Taking the line that contains "Parse this screenshot: output" as the starting point, give again exactly every line up to and including the last line of the records below.

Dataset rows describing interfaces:

=== Section Start ===

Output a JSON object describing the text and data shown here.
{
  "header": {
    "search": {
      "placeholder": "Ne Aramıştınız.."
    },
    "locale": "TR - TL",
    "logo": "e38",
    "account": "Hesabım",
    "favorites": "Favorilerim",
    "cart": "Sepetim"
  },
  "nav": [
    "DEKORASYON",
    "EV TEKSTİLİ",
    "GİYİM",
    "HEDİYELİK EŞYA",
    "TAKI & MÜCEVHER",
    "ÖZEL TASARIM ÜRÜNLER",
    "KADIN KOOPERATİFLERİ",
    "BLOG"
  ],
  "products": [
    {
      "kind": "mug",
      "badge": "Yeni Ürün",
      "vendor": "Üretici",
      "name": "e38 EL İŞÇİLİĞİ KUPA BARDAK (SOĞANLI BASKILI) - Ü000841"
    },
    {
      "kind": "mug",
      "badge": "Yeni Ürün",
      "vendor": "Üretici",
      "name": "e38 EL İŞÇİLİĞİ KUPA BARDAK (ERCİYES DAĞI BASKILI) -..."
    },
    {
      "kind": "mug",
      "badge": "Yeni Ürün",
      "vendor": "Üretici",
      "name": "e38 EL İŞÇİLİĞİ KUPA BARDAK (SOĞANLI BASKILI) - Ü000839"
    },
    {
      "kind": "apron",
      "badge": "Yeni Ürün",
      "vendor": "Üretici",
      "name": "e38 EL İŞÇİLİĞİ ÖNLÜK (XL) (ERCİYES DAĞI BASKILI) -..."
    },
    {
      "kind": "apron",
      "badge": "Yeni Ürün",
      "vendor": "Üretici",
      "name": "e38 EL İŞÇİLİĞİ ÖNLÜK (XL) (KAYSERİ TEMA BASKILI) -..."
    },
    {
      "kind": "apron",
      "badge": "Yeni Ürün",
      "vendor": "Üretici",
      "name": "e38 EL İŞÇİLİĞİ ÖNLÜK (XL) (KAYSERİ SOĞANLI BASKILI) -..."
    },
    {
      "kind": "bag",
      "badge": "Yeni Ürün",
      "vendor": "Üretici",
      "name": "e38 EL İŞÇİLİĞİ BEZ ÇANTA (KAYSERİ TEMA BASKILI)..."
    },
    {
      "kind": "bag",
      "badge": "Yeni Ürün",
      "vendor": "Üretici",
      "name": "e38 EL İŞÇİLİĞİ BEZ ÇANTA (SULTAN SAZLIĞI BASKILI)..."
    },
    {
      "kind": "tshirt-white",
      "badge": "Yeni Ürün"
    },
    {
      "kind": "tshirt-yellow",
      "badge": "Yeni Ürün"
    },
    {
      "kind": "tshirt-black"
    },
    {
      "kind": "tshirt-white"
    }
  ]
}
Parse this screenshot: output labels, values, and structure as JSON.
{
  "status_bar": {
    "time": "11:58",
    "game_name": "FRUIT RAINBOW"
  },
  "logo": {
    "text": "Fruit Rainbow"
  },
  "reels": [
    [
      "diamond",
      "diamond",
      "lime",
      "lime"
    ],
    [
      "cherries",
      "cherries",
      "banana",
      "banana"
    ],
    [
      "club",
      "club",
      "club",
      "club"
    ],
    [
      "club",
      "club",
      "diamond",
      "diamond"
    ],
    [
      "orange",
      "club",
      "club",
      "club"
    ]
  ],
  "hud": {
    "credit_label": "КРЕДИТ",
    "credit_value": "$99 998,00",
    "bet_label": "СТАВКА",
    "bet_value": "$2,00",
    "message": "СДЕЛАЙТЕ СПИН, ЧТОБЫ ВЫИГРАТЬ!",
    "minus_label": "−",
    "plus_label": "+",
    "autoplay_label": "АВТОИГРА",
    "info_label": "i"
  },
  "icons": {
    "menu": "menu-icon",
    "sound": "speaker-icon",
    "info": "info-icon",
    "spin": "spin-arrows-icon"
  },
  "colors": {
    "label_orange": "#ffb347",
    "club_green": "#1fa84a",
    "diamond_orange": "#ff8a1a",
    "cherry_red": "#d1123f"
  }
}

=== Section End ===

#### [EXERCISE SOLUTION]
Parse this screenshot: output labels, values, and structure as JSON.
{
  "status_bar": {
    "time": "11:58",
    "game_name": "FRUIT RAINBOW"
  },
  "logo": {
    "text": "Fruit Rainbow"
  },
  "reels": [
    [
      "diamond",
      "diamond",
      "lime",
      "lime"
    ],
    [
      "cherries",
      "cherries",
      "banana",
      "banana"
    ],
    [
      "club",
      "club",
      "club",
      "club"
    ],
    [
      "club",
      "club",
      "diamond",
      "diamond"
    ],
    [
      "orange",
      "club",
      "club",
      "club"
    ]
  ],
  "hud": {
    "credit_label": "КРЕДИТ",
    "credit_value": "$99 998,00",
    "bet_label": "СТАВКА",
    "bet_value": "$2,00",
    "message": "СДЕЛАЙТЕ СПИН, ЧТОБЫ ВЫИГРАТЬ!",
    "minus_label": "−",
    "plus_label": "+",
    "autoplay_label": "АВТОИГРА",
    "info_label": "i"
  },
  "icons": {
    "menu": "menu-icon",
    "sound": "speaker-icon",
    "info": "info-icon",
    "spin": "spin-arrows-icon"
  },
  "colors": {
    "label_orange": "#ffb347",
    "club_green": "#1fa84a",
    "diamond_orange": "#ff8a1a",
    "cherry_red": "#d1123f"
  }
}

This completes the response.